Thiruvananthapuram: The recent canonisation of Keralite nun Mariam Thresia by Pope Francis has enthralled her devotees the world over, but a medical doctor who reportedly certified the miraculous healing performed by her on a newborn child has landed in trouble.
The Indian Medical Association (IMA)'s Kerala unit has asked its ethics committee to probe the testimony by Dr V K Srinivasan, a senior pediatrician with the Thrissur-based Amala Institute of Medical Sciences and sought an explanation from him, considering it as an "ethical violation".
There were media reports that a new born baby, named Christopher, who was suffering from acute respiratory illness, had recovered after his grandmother put the relic of Mariam Thresia on his hospital bed in 2009.
The "miraculous" recovery of the child was later testified by Dr Srinivasan, based on which the Vatican had upheld her sainthood, the reports said.
Verified miracle is one of the criteria for a person to be elevated to the sainthood by the Vatican.
Dr N Sulfi, state secretary, IMA, said the probe was initiated after the doctors' community in the state sharply criticised the reported testimony.
"Inquiry procedure is going on. We had a preliminary sitting on Sunday.

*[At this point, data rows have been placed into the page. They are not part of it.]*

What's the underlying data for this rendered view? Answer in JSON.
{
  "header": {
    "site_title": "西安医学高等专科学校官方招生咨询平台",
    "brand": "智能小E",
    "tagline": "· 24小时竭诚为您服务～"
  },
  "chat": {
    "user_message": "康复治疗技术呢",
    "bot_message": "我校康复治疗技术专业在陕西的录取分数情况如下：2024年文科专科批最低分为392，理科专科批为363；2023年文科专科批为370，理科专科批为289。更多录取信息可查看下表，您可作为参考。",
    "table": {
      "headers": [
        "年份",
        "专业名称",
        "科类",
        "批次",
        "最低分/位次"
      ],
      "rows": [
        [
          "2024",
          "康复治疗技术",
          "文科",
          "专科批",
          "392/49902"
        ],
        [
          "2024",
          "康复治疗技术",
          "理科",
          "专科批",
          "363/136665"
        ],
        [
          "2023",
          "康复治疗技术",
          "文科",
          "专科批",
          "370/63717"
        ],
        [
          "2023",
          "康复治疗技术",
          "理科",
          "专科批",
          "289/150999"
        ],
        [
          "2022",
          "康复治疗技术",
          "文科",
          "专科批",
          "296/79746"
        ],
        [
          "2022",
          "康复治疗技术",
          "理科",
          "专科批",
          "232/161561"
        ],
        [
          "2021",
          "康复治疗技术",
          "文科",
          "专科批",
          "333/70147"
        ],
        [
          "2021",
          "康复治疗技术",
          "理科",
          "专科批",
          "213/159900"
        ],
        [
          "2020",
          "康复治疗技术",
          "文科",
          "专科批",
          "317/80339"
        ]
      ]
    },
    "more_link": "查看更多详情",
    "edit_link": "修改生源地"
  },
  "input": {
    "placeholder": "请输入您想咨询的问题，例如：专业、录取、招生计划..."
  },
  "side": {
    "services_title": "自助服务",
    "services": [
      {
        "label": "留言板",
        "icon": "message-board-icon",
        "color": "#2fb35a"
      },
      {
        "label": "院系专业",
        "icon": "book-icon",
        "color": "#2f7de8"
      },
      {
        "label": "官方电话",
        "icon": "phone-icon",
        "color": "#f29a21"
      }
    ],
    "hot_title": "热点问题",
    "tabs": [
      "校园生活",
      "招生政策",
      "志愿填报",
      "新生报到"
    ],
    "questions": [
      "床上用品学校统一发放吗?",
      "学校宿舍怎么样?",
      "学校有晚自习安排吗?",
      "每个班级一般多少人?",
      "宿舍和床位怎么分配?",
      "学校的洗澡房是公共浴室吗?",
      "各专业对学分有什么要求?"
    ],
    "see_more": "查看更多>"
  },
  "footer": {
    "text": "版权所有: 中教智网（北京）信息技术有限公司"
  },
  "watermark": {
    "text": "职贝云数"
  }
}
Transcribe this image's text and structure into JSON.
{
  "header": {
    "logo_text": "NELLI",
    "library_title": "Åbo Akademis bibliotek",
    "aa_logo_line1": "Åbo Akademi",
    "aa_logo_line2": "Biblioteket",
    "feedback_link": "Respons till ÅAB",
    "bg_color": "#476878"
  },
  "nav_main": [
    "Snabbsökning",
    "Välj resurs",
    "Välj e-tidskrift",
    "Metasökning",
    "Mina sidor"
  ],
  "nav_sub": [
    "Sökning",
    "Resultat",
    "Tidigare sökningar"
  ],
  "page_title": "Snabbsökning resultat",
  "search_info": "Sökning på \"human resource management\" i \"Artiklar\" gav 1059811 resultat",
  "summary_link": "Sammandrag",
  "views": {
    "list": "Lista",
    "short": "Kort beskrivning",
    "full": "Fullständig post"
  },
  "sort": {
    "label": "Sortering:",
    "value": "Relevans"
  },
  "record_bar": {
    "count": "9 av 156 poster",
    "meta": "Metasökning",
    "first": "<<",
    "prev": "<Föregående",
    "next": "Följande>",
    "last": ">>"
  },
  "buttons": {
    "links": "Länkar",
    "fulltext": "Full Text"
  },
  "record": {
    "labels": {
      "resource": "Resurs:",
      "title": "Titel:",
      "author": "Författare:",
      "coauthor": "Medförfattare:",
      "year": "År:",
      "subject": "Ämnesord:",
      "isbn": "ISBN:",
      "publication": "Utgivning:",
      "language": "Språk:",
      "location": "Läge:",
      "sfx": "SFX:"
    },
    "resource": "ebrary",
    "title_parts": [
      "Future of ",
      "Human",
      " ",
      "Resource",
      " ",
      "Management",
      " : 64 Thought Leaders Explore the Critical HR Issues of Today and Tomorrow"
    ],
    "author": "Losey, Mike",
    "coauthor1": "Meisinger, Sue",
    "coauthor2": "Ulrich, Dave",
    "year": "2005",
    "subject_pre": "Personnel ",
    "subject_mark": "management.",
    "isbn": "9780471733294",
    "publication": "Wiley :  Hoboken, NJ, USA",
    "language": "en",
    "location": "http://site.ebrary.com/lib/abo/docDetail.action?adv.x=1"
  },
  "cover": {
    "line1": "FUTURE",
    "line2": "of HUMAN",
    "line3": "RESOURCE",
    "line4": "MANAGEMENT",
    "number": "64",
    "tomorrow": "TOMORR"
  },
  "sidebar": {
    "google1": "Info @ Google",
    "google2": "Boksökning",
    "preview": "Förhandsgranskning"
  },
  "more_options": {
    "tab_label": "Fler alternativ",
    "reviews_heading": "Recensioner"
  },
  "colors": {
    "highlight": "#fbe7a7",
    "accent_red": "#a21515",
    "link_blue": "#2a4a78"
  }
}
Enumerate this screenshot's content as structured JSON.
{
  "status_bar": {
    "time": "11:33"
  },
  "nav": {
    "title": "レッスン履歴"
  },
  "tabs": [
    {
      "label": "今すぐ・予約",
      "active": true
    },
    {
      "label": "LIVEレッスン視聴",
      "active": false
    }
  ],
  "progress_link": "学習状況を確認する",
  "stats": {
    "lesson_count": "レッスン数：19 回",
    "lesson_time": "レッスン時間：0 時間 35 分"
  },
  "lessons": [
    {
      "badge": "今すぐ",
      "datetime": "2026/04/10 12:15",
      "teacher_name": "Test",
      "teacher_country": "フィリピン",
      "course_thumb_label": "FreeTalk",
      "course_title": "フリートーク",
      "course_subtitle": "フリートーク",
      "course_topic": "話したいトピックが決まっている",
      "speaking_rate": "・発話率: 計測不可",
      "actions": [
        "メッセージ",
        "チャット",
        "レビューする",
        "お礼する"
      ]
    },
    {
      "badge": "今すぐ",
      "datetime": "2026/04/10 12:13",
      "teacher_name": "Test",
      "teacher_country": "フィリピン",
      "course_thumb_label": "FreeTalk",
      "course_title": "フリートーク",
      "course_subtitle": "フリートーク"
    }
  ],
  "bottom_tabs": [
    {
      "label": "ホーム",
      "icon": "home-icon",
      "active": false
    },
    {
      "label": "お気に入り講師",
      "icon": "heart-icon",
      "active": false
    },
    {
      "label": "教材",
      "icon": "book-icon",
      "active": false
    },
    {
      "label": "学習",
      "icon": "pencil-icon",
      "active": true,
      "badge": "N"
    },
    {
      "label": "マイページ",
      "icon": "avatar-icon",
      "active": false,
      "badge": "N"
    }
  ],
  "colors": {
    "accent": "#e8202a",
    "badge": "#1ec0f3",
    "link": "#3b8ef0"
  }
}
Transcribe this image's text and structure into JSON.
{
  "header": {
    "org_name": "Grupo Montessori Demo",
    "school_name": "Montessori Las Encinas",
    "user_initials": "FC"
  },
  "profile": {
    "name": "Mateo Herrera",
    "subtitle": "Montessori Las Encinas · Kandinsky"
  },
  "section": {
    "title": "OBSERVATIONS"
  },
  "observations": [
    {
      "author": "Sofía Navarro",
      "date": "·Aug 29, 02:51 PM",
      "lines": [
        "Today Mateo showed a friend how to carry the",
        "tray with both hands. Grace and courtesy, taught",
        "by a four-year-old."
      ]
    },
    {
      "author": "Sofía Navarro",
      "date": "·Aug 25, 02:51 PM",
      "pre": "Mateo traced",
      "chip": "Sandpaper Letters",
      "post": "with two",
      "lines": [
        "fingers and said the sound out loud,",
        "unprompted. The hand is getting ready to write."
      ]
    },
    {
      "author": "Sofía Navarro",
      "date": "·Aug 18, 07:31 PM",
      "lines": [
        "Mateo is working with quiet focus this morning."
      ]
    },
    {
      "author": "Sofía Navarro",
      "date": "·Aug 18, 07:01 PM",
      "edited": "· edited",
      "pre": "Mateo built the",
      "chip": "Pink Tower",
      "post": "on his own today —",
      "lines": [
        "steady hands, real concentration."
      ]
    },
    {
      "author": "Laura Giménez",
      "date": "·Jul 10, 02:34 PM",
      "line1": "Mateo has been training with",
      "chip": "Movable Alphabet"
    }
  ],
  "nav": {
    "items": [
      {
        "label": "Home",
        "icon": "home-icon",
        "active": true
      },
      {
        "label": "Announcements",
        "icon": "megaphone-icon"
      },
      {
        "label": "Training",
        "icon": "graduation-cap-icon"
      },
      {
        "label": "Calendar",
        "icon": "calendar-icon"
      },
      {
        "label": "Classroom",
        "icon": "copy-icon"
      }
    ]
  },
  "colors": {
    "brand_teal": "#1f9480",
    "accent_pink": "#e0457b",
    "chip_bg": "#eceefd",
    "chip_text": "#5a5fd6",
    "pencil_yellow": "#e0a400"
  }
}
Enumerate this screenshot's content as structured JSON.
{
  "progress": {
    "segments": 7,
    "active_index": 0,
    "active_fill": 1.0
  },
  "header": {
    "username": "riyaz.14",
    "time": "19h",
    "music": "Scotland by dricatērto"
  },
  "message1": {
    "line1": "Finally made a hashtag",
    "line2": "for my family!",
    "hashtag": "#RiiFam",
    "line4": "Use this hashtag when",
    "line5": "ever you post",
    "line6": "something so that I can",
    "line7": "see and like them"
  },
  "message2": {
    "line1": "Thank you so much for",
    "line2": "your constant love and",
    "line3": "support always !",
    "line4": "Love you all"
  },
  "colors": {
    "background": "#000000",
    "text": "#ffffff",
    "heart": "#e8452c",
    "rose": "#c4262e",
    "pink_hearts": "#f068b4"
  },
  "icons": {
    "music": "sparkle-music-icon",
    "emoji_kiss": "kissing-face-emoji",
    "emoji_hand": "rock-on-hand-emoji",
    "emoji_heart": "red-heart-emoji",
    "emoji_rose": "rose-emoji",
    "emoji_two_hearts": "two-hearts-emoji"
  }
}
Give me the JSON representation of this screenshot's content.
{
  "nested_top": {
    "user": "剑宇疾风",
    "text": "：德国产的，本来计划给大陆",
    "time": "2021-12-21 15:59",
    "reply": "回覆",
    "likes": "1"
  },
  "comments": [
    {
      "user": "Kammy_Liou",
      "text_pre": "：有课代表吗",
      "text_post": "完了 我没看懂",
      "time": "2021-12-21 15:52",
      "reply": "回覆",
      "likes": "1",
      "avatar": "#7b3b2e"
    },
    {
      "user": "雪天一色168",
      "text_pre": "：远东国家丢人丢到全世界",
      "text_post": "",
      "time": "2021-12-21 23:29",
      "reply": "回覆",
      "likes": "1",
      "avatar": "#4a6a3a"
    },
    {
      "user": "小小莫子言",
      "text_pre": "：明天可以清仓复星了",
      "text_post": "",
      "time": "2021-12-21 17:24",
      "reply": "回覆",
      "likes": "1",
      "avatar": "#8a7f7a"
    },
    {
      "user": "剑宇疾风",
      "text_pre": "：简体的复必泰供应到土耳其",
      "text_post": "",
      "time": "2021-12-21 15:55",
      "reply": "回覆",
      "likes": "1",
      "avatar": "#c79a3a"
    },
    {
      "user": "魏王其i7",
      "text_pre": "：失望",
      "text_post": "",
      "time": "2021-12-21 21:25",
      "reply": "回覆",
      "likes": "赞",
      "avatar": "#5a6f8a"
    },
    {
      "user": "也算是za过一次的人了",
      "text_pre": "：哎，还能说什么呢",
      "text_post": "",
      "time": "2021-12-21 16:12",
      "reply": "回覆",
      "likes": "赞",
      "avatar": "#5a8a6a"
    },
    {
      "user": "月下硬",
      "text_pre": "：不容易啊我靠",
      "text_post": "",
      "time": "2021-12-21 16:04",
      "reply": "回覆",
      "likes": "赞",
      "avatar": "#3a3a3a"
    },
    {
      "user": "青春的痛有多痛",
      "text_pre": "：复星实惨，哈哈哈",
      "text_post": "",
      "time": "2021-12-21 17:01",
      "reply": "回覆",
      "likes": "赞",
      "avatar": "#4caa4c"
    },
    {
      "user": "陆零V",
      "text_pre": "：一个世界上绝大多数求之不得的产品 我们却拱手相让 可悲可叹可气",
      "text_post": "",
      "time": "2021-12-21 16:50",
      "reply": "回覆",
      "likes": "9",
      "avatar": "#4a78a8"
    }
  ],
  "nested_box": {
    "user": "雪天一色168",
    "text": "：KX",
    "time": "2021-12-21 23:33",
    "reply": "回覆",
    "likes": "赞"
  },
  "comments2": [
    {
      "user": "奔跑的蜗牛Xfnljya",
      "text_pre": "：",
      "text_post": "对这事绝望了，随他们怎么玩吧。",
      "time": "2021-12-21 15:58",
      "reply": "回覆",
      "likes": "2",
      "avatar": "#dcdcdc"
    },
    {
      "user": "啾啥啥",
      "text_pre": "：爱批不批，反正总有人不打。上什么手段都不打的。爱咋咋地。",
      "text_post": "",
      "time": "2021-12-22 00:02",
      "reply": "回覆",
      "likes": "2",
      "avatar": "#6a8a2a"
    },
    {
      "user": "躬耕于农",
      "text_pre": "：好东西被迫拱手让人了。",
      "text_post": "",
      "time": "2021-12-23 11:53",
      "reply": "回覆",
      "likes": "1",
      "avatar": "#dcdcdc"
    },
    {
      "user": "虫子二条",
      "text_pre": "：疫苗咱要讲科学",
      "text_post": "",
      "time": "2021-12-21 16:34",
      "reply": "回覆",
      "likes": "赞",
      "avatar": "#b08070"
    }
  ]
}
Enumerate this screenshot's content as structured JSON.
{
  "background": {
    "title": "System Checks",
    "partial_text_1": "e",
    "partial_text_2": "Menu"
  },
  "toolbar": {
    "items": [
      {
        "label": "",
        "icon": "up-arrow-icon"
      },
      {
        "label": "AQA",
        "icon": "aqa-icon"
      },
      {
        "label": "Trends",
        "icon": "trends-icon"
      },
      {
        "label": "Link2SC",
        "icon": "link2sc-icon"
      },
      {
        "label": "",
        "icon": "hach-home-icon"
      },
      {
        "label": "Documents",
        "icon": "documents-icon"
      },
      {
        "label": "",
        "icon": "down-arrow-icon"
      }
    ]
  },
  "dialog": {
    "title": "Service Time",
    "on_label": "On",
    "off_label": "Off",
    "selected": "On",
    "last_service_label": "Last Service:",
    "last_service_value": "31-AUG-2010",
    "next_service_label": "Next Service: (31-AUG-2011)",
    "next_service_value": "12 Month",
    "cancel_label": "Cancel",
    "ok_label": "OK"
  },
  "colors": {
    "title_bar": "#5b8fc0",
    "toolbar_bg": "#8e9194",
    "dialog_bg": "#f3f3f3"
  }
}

We are yet to get the report. The doctor is just back from Rome after attending the canonisation ceremony," Dr Sulfi told PTI.
While making it clear that IMA was not against matters of any faith, he said a doctor has the moral responsibility to explain any such certification in a scientific manner.
"Belief is the right of an individual or a community. It purely depends on them whether to have faith or not.
IMA has no role in it. Our only concern is regarding scientific matters. We have sought the explanation as several people, including doctors, have raised strong reservation over the reported violation of the scientific aspect in this matter," he said.
Dr Sulfi said the explanation was sought based on media reports and they were yet to know if Dr Srinivasan had in fact made any such certification.
"It can be confirmed only after the doctor explains his position. If there was any miracle, the doctor should prove it as per scientific parameters.
IMA has open mind in this issue," he added.
Mariam Thresia and four others were declared Saints by Pope Francis at a canonisation ceremony at the St Peters Square here on October 13.
Thresia, who founded the Congregation of the Sisters of the Holy Family in Thrissur in May 1914, was raised to the highest position within the centuries-old institution during the open-air mass attended by thousands of people from across the world, including India.
The nun from Kerala was canonised along with English Cardinal John Henry Newman, Swiss laywoman Marguerite Bays, Brazilian Sister Dulce Lopes and Italian Sister Giuseppina Vannini.
Mariam Thresia was called during the first half of her life simply Thresia, the name given to her at baptism on May 3, 1876.
Since 1904, she wanted to be called Mariam Thresia as she believed that she was asked to add 'Mariam' to her name by the Blessed Virgin Mary in a vision.
And it was as Mariam Thresia that she was professed in 1914, the foundress and first member of the Congregation of the Holy Family.
The Church has declared her as one of the rare holy persons who moved constantly and consciously among the inhabitants of this world as well as with visitors from the world above and below.
Sister Thresia died on June 8, 1926 at the age of 50 and was declared Blessed by Pope Saint John Paul II on April 9, 2000.
Pope Francis on February 12 authorised a decree recognising a miracle through her intercession, which cleared her for sainthood, and on July 1, the Pope decided on October 13, as the canonisation day.